Half the Class Cried and Many Others Had Moist Eyes
Your life will improve if you learn this lesson
Creativity and Personal Mastery (CPM), the course I created, was among the most popular and highest rated at many of the world’s top business schools.
I learnt a lot from the highly intelligent and fiercely driven men and women who participated and shared freely about the problems they were facing.
I remember one whose tale touched many. Let’s call him Joe.
Joe was an immigrant and had some cultural issues so he thought he did not ‘fit in’ with others.
He was very bright but his accent was noticeable and probably contributed to low self-esteem. He compensated by working really hard and was actually ahead of most of his peers in salary and position.
He felt CPM really transformed his life and, for the first time, he started feeling at peace with himself and OK with whatever the future would bring.
He had a young son, Adam — about eight at the time — and was also going through a somewhat contentious divorce. His soon to be ex-wife was planning to move to a different country and they were working out custody arrangements.
His son was frequently silent and withdrawn and he wanted to teach him the CPM exercises that he had found so useful for himself.
One day, when the two of them were alone, he noticed his son’s lip trembling. His wife had just stalked out of the house after a minor disagreement that escalated into a shouting match.
He hugged Adam and asked him how he was feeling. Adam burst out crying. He hated it when his parents fought and he didn’t like the thought of leaving his school and moving away to a different country.
Seeing an opening, Joe suggested playing a game. “You know, moving to a different country does not have to be challenging. Let’s think of all the ways in which it can be fun.”
Adam was diffident but agreed to play. Soon they were topping each other with ideas. Adam loved flying and he would be doing lots of it as he went from parent to parent. He would have different toys in each of his homes. And different friends.
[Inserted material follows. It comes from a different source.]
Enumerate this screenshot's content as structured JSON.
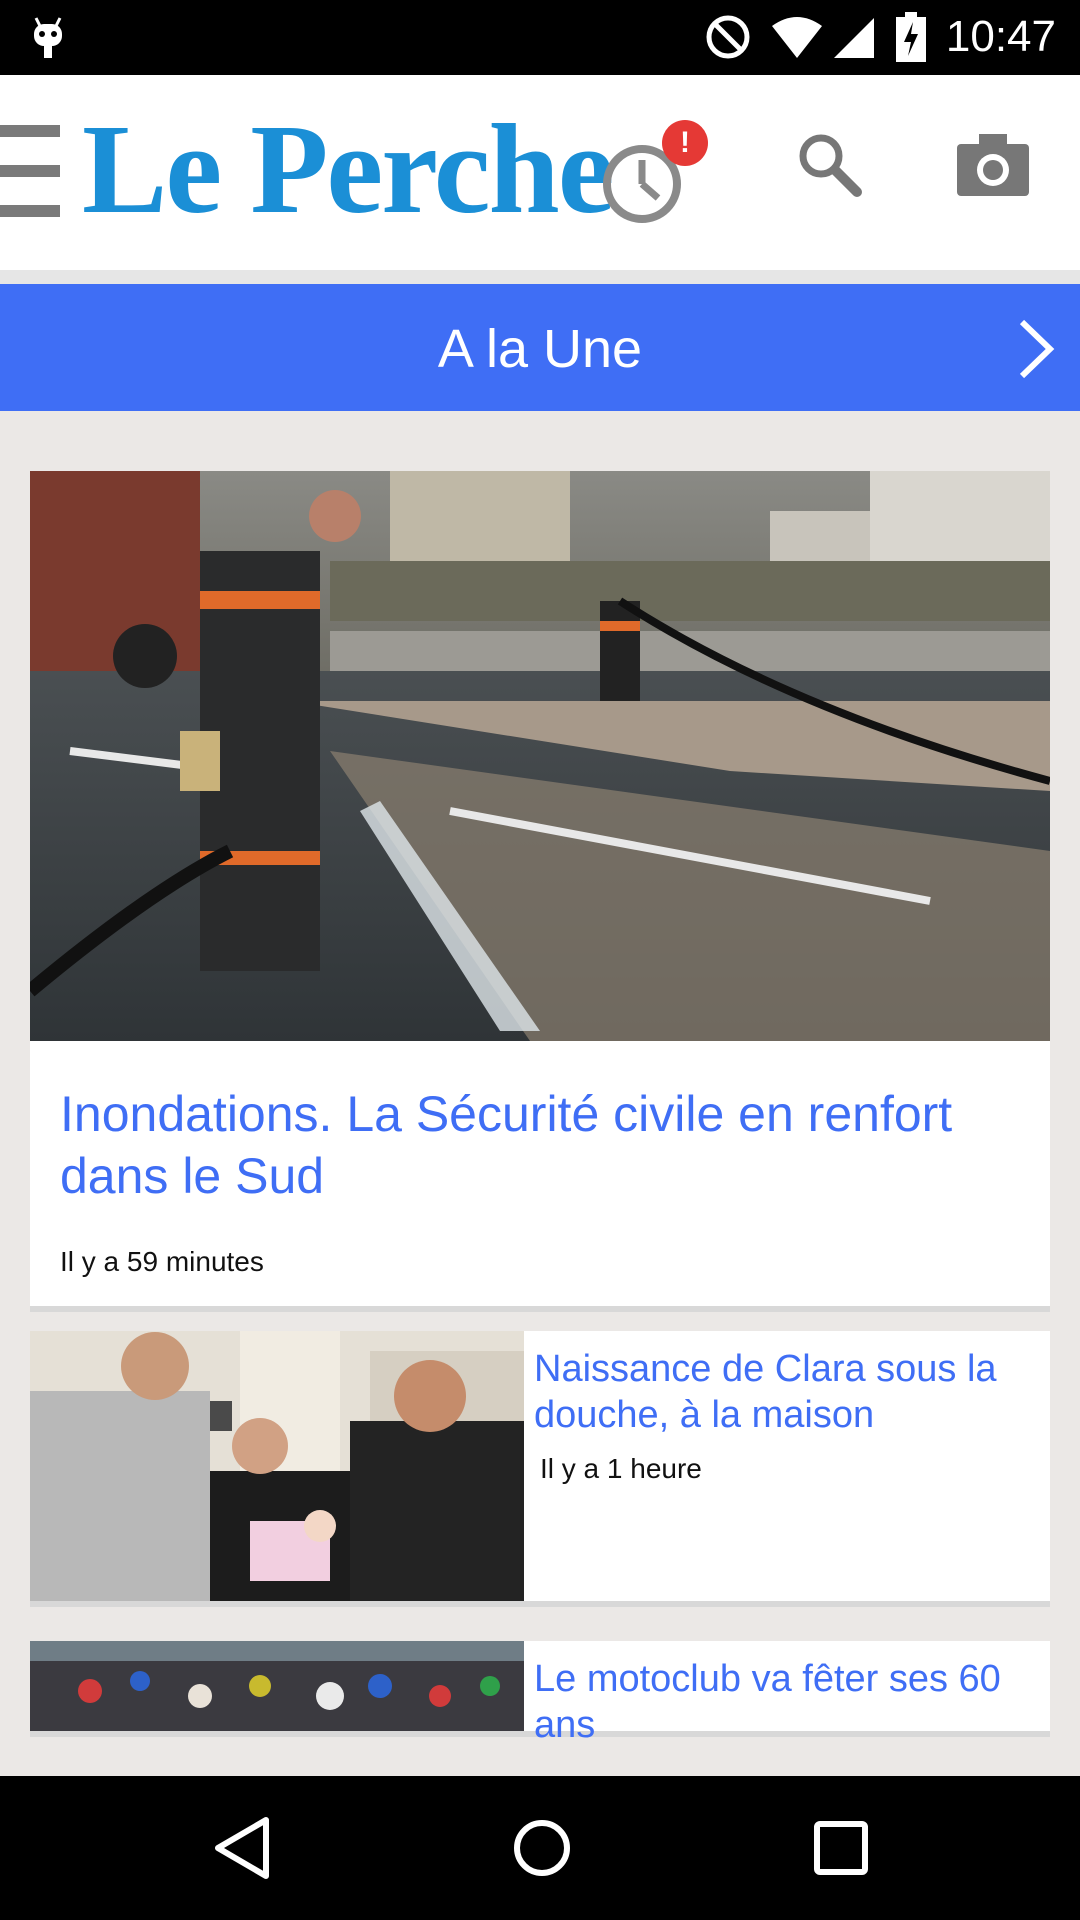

He would be in a city with his father and in the country with his mother and each had its charms. He would be able to bicycle to school and stay up late when he visited his father.
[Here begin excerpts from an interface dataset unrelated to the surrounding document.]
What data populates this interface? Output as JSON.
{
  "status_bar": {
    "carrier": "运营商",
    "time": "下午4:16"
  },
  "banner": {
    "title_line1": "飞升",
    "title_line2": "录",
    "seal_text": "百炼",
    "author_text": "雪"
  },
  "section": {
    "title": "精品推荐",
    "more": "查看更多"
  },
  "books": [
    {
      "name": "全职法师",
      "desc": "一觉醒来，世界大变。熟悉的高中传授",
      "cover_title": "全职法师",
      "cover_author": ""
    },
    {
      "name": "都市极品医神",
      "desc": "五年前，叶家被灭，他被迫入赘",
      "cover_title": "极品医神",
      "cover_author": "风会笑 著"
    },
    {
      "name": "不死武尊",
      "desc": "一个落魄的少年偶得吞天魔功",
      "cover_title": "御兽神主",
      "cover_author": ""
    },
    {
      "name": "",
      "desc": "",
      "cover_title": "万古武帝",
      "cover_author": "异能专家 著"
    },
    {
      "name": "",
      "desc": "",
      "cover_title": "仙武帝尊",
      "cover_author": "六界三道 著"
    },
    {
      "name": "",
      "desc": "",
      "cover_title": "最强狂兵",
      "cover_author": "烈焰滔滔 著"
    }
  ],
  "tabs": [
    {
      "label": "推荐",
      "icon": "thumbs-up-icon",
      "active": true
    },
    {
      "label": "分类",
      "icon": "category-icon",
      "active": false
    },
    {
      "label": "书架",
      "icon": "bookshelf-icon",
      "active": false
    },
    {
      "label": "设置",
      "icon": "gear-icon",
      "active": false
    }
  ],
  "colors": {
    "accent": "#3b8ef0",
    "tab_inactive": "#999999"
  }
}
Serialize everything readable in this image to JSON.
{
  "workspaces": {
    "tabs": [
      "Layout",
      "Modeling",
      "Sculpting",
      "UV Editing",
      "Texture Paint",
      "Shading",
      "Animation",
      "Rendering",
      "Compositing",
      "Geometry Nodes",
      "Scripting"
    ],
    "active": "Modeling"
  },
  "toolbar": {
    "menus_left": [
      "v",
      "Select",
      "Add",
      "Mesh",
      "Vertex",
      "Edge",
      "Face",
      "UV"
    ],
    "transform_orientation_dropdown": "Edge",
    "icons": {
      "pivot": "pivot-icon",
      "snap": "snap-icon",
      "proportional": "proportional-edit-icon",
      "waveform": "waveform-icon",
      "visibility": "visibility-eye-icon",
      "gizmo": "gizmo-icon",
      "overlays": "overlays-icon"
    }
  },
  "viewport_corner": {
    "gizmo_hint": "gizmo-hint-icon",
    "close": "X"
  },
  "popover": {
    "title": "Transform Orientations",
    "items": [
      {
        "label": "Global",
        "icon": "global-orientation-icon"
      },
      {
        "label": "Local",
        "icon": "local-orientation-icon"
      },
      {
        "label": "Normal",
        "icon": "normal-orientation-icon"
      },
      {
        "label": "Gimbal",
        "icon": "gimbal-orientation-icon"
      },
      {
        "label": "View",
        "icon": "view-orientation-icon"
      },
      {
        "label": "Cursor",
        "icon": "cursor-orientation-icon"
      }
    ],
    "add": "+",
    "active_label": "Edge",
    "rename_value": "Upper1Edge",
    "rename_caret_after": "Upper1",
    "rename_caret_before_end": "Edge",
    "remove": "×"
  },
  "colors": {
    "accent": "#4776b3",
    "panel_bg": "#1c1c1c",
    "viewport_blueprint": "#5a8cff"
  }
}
Adam’s eyes started shining and he squealed with laughter as he listed the possibilities.
“That really worked,” thought Joe as the momentum eased. Tenderly he asked Adam what else he could do.
Adam deflated visibly.
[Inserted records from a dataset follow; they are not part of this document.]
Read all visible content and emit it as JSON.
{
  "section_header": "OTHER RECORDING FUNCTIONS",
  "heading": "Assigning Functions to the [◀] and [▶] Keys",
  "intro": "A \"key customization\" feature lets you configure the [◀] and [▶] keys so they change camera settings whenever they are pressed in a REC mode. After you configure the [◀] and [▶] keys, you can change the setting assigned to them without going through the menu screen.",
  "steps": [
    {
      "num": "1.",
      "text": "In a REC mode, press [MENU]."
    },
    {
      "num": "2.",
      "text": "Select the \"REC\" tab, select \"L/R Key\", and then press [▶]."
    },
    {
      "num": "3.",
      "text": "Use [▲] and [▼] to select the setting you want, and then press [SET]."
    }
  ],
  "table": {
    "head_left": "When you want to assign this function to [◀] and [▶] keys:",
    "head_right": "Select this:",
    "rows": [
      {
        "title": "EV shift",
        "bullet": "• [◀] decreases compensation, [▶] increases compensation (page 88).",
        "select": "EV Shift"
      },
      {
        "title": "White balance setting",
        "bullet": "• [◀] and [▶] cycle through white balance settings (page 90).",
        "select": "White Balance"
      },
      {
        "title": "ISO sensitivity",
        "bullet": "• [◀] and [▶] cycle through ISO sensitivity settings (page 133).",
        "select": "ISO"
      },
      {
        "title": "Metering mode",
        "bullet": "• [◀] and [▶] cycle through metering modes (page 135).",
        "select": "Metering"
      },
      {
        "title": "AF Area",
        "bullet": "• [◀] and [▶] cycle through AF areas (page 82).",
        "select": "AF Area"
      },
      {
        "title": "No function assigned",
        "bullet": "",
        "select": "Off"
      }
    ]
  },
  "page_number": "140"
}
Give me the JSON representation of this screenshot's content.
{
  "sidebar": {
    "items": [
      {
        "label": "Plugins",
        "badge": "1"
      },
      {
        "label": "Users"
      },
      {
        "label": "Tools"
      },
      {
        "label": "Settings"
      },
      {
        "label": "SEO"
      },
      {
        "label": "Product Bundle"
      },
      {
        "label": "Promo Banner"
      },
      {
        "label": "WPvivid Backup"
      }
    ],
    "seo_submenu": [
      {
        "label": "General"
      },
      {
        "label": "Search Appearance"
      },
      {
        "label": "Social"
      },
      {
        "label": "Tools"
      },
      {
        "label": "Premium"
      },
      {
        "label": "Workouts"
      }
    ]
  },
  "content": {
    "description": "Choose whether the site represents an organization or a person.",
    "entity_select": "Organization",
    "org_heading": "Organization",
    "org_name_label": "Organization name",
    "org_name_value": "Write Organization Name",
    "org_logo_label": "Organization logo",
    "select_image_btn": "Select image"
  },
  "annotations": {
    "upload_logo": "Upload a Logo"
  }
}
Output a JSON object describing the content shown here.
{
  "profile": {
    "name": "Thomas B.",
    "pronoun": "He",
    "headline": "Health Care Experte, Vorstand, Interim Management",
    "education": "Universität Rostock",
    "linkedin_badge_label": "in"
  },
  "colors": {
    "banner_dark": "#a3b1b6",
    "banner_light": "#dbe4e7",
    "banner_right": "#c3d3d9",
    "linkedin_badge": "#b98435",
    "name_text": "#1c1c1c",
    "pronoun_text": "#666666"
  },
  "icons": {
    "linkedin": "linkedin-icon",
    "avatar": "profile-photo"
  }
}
“I wish you would talk to me like you just did,” he said. “You are never there most of the time.”
And Joe realized the truth of that like a hammer blow. Yes, he did try to be there for his son and took him to movies and came home for dinner. But he was always preoccupied. With his studies, with his job, with the deteriorating relationship with his wife.
He wept for Adam’s childhood that he had already missed.
There was such heartfelt pathos in his voice as Joe spoke about his realization, that half the class broke down.
Think of your life. Think of the time you spend with your partner and children and loved ones.
Are you really there? Or are you a Hungry Ghost going through the motions obsessed with your mental chatter and driven by your needs? I will wager that you are more frequently the latter than you would like to be.
Take heart. Don’t beat yourself up. That is simply shooting the second arrow. I will tell you what this means in a future post.
For the moment, bring yourself to the present. Bring yourself to the person you are with. Pour your attention into your interaction. Practice mindfulness.
A new CPM online program will begin shortly and dealing with your mental chatter and practicing mindfulness are important components. If you would like to be a part of this and would like information, email Janelle Light at Janelle.Light@theraoinstitute.com